One group of dieters maintained the diet for two weeks, then broke from the strict diet for two weeks, and continued to go on and off the diet in two-week cycles. During the two-week cycle off the strict diet, these dieters ate calories consistent to the number of calories they were burning, creating an “energy balance.”
Meanwhile, the second group continuously maintained the diet during the entire four-month period.
"While further investigations are needed around this intermittent dieting approach, findings from this study provide preliminary support for the model as a superior alternative to continuous dieting for weight loss," Nuala Byrne, the head of the University of Tasmania's School of Health Sciences, and leader of the study said in a statement announcing the findings.
Dr. Jennifer Ashton, ABC News' senior medical contributor, said that cheat days allow one's body and mind get a rest from dieting. She says that although she is skeptical that taking cheat days can boost one's metabolism, as some claim, she does see the psychological benefits of taking cheat days while dieting.
However, Ashton stressed the importance of consistency in building habits. Additionally, she said that doing major damage to one's diet during cheat days may be negating some of the good work put in.
Finally, Ashton shared her quick tips for those trying to lose weight:
1. Don't drink your calories.

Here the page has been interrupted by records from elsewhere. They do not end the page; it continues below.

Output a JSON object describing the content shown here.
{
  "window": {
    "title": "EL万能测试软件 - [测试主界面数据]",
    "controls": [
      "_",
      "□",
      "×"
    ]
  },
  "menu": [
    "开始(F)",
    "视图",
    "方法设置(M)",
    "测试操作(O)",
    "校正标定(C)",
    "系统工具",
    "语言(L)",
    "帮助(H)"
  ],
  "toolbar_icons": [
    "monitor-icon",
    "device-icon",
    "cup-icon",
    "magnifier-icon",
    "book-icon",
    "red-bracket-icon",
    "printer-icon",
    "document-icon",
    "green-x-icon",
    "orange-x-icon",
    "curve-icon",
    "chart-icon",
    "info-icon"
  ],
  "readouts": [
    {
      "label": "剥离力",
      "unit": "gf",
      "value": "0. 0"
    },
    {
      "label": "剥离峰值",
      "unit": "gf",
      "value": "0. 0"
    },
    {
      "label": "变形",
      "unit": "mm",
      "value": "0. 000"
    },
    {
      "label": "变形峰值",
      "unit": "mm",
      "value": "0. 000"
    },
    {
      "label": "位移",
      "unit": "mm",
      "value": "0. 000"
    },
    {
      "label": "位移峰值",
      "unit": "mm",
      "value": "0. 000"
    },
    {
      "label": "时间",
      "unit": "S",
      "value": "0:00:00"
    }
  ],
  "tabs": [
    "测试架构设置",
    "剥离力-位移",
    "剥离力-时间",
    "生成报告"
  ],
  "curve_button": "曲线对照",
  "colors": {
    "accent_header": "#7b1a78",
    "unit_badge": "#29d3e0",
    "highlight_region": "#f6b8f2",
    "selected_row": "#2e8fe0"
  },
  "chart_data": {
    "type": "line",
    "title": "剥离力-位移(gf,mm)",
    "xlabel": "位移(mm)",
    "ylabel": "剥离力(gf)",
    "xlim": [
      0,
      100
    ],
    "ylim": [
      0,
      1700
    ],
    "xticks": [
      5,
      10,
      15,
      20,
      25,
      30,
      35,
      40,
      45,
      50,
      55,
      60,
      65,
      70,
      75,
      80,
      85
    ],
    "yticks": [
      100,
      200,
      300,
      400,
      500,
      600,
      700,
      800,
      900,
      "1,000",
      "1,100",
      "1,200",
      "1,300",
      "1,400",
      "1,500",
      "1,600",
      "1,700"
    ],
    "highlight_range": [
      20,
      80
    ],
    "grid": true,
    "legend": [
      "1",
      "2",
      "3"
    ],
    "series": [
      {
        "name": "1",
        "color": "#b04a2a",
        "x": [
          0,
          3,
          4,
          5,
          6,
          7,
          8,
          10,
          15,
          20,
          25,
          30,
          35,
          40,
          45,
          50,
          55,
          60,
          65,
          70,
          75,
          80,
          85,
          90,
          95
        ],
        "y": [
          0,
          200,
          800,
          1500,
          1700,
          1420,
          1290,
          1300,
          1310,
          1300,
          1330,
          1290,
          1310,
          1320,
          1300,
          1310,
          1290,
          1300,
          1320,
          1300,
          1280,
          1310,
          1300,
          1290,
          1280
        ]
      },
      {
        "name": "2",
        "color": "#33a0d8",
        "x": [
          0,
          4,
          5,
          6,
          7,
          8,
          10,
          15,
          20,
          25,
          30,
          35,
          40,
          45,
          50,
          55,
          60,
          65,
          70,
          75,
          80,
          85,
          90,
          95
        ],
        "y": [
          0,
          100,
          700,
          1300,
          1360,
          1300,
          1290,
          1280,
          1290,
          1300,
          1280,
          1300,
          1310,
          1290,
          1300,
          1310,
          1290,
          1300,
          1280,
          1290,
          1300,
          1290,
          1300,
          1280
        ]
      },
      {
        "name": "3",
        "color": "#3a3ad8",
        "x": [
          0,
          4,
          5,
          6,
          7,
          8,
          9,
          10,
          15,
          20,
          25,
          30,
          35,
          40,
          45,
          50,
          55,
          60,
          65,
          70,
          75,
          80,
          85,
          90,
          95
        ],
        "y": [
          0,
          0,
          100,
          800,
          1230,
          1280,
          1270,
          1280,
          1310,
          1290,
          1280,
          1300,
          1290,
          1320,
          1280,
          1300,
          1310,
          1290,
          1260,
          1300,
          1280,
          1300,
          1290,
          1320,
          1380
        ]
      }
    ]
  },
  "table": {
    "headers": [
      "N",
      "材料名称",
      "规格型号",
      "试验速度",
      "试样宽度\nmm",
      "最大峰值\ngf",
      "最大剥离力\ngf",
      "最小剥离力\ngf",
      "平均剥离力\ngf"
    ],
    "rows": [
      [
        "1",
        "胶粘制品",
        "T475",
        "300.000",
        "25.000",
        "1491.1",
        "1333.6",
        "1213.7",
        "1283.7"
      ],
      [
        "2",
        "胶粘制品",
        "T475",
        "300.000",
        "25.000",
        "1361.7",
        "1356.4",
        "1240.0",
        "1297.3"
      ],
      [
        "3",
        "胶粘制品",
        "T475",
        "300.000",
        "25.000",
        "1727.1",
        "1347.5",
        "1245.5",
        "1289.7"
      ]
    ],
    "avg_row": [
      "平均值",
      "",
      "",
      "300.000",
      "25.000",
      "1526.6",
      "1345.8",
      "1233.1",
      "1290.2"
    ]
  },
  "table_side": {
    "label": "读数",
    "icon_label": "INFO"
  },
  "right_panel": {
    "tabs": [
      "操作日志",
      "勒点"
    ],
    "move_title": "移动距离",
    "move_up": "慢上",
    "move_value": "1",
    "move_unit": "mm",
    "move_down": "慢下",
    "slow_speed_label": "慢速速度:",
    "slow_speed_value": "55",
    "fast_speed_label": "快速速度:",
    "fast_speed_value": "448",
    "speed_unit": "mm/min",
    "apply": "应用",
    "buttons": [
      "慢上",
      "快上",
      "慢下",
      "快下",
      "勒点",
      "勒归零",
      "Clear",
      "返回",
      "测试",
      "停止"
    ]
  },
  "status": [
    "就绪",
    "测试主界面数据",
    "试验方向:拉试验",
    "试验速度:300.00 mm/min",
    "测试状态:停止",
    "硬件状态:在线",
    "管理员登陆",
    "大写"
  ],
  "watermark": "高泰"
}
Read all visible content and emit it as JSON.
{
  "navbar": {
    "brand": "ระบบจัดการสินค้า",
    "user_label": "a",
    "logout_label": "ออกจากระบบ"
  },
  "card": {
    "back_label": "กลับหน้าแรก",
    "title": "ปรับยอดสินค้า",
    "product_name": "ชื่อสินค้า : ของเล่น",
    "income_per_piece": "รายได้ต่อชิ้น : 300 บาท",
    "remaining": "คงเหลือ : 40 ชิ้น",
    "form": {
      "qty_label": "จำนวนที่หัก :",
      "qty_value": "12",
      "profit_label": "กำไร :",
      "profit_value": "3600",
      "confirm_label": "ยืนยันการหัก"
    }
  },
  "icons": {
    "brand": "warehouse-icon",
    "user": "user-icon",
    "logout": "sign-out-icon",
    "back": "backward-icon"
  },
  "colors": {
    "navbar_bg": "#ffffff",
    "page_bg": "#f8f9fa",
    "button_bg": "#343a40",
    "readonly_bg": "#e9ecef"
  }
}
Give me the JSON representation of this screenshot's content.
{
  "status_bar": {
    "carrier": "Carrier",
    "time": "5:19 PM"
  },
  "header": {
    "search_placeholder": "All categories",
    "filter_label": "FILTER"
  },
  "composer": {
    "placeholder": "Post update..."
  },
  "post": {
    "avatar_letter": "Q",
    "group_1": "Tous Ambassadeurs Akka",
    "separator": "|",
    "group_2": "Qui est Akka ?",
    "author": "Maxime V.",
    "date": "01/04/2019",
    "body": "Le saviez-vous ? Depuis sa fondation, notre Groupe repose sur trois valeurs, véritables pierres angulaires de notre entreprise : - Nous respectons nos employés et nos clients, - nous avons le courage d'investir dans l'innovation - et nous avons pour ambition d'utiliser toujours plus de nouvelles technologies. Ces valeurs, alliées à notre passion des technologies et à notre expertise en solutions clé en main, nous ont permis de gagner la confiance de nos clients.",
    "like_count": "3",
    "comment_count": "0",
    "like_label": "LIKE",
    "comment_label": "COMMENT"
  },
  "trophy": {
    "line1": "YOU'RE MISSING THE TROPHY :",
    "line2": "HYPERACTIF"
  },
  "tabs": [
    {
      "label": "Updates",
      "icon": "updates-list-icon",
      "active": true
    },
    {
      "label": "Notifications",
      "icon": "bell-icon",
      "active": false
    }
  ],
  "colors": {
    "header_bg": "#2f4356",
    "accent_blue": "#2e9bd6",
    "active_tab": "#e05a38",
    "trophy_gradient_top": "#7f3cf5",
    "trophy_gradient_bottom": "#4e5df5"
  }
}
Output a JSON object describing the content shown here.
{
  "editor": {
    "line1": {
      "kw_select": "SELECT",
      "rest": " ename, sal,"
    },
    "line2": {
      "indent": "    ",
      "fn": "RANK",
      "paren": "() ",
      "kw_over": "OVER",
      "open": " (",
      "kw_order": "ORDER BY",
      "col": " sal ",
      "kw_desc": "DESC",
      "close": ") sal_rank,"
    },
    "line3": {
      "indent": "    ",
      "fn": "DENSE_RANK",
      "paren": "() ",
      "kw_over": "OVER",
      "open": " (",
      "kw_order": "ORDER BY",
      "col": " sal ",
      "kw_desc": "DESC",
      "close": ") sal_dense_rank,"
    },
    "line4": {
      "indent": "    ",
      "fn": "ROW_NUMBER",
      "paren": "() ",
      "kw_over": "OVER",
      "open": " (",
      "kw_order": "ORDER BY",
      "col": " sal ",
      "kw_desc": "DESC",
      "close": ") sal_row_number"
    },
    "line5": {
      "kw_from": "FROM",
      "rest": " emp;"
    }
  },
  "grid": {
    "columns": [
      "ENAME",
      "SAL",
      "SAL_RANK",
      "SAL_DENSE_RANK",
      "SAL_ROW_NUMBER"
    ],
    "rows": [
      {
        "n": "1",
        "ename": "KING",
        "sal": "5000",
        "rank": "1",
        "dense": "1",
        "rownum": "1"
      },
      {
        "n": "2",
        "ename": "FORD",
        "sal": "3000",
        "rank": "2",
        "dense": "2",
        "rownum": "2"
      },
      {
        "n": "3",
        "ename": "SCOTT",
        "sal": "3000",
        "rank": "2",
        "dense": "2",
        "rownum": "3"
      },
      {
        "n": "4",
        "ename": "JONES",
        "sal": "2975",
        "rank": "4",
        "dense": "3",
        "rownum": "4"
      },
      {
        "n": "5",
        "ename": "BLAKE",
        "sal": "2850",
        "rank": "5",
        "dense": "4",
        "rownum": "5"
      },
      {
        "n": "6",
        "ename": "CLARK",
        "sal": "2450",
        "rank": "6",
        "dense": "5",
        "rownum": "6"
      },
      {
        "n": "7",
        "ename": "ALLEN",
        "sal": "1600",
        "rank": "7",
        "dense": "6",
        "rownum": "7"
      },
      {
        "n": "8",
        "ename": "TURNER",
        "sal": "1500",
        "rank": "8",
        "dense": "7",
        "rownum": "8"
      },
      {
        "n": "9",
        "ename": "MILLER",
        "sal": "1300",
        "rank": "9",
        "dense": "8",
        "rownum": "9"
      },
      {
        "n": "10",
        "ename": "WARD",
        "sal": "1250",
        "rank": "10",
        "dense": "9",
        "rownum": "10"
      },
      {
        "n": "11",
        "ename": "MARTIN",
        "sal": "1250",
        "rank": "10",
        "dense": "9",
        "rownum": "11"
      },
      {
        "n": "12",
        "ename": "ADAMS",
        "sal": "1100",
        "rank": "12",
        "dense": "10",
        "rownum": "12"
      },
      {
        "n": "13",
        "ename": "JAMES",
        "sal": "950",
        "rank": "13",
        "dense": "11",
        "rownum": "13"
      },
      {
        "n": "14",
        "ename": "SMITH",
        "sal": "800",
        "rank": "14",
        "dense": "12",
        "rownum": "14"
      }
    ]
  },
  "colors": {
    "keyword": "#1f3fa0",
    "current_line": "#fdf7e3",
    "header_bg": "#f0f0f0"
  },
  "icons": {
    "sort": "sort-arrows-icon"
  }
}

2. Keep your food to as much lean protein, fruits and vegetables as possible.
3. Eat from the farm, not the factory.
4. Watch your sugar intake.